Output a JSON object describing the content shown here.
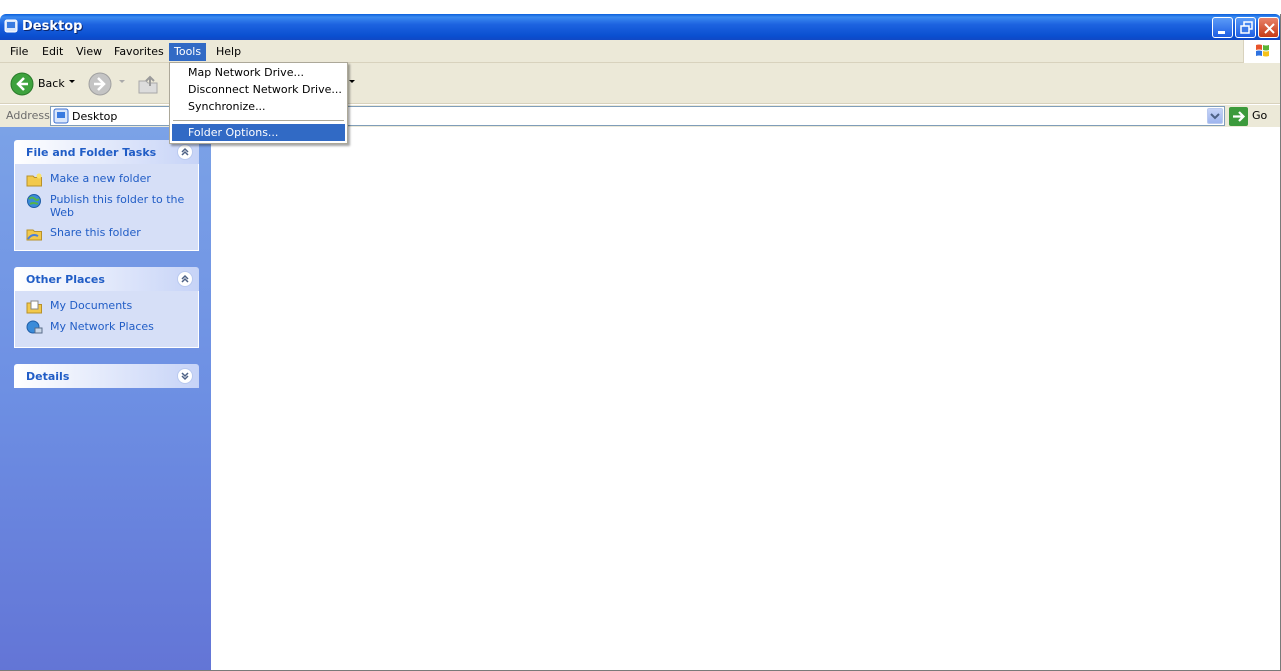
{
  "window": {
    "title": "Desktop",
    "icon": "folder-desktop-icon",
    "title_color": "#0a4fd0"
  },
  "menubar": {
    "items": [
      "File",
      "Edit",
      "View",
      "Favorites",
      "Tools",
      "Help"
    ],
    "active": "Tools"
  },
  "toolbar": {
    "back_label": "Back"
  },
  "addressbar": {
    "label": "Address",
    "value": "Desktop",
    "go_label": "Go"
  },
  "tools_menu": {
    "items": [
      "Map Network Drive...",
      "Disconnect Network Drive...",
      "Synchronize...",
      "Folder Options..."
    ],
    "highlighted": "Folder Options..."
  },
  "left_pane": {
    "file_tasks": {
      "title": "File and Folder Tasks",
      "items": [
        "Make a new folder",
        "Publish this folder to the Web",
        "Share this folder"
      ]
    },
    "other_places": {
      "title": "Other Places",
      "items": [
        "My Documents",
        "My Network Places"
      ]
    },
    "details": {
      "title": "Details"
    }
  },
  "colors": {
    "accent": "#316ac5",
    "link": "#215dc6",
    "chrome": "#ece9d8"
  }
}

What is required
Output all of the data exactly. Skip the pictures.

Answer to this exercise
Output a JSON object describing the content shown here.
{
  "window": {
    "title": "Desktop",
    "icon": "folder-desktop-icon",
    "title_color": "#0a4fd0"
  },
  "menubar": {
    "items": [
      "File",
      "Edit",
      "View",
      "Favorites",
      "Tools",
      "Help"
    ],
    "active": "Tools"
  },
  "toolbar": {
    "back_label": "Back"
  },
  "addressbar": {
    "label": "Address",
    "value": "Desktop",
    "go_label": "Go"
  },
  "tools_menu": {
    "items": [
      "Map Network Drive...",
      "Disconnect Network Drive...",
      "Synchronize...",
      "Folder Options..."
    ],
    "highlighted": "Folder Options..."
  },
  "left_pane": {
    "file_tasks": {
      "title": "File and Folder Tasks",
      "items": [
        "Make a new folder",
        "Publish this folder to the Web",
        "Share this folder"
      ]
    },
    "other_places": {
      "title": "Other Places",
      "items": [
        "My Documents",
        "My Network Places"
      ]
    },
    "details": {
      "title": "Details"
    }
  },
  "colors": {
    "accent": "#316ac5",
    "link": "#215dc6",
    "chrome": "#ece9d8"
  }
}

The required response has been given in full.